New research and data regarding celiac disease diagnosis is bringing changes. There will no longer be the need for an endoscopic examination under general anesthesia for children making the diagnosis procedure a lot easier for both the young patients and the physicians. After 40 years the duodenal biopsy which was obtained through an endoscopic examination is no longer needed and a blood test is now the preferred screening method for diagnosis. Therefore children with anti-transglutaminase antibodies that are 10 times the normal values will no longer require an endoscopy.


celiac disease diagnosis


A biopsy still remains necessary for celiac disease diagnosis in adults

The new guidelines have been implemented according to the directions of the European Society of Paediatric Gastroenterology, Hepatology and Nutrition, indicating that children may be diagnosed without an endoscopy examination; however, the endoscopy will still be used to diagnose celiac disease in adults.

“In children with symptoms that are suggestive of celiac disease, where the level of anti-transglutaminase antibodies (anti-TG2) is at least 10 times higher than the normal value, in combination with a positive endomysial antibody (EMA) and in the presence of a genetic test compatible with the diagnosis itself, the diagnosis is certain regardless of the presence of a duodenal biopsy. There is indeed evidence that high levels of anti-TG2 antibodies predict the presence of villous atrophy,” explains Dr. Paoletti Preatoni, Gastroenterologist and Digestive Endoscopist at Humanitas hospital.


What are the advantages of these new guidelines for celiac disease diagnosis in children?

“Surely there will be a lot less discomfort due to the noninvasive diagnostic technique. Do not forget that the age of the initial diagnosis can also be lower, at around 2-3 years.”

In Italy compared to about 180 thousand patients there are an estimated 400 thousand people that are not diagnosed, including 50 thousand children. Moreover, although there are still so few diagnoses, it is estimated that 1 out of 5 diagnoses is wrong. Therefore only 25% of celiac disease cases are diagnosed correctly and receiving treatment.
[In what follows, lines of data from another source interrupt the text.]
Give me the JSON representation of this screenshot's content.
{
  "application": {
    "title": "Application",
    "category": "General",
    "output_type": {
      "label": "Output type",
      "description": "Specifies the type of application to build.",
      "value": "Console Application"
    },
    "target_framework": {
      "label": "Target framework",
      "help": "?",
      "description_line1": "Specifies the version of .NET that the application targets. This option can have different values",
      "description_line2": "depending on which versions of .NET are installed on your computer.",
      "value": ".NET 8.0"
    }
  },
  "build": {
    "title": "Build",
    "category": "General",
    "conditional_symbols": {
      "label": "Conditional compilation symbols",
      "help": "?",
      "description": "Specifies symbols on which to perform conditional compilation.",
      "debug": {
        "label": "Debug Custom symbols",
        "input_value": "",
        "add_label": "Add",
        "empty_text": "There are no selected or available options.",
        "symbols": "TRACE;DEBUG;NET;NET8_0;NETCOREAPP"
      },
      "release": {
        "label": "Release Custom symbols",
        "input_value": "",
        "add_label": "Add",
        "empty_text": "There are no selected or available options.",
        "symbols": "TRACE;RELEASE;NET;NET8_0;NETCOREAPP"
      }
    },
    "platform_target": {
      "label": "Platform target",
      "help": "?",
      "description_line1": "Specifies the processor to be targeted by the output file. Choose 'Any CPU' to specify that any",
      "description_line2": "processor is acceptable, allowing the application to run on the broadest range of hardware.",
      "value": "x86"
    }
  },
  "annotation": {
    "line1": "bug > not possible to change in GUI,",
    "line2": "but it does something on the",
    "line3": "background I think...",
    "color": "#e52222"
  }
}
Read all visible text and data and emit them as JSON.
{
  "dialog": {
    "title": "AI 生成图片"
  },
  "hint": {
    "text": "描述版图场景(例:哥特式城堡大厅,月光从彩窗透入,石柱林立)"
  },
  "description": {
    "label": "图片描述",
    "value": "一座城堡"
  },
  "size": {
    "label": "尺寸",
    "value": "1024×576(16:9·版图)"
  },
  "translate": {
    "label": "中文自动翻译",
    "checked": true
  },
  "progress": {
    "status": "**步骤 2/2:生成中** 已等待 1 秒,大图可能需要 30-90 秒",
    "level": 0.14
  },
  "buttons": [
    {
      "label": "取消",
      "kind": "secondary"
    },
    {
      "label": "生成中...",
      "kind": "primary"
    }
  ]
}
Is it possible to detect more cases of celiac disease with the new guidelines?

“Many cases of submerged celiac disease could emerge thanks to this new non-invasive diagnostic technique for children as well as from screening family members of people with a celiac disease diagnosis,” – concludes Dr. Preatoni.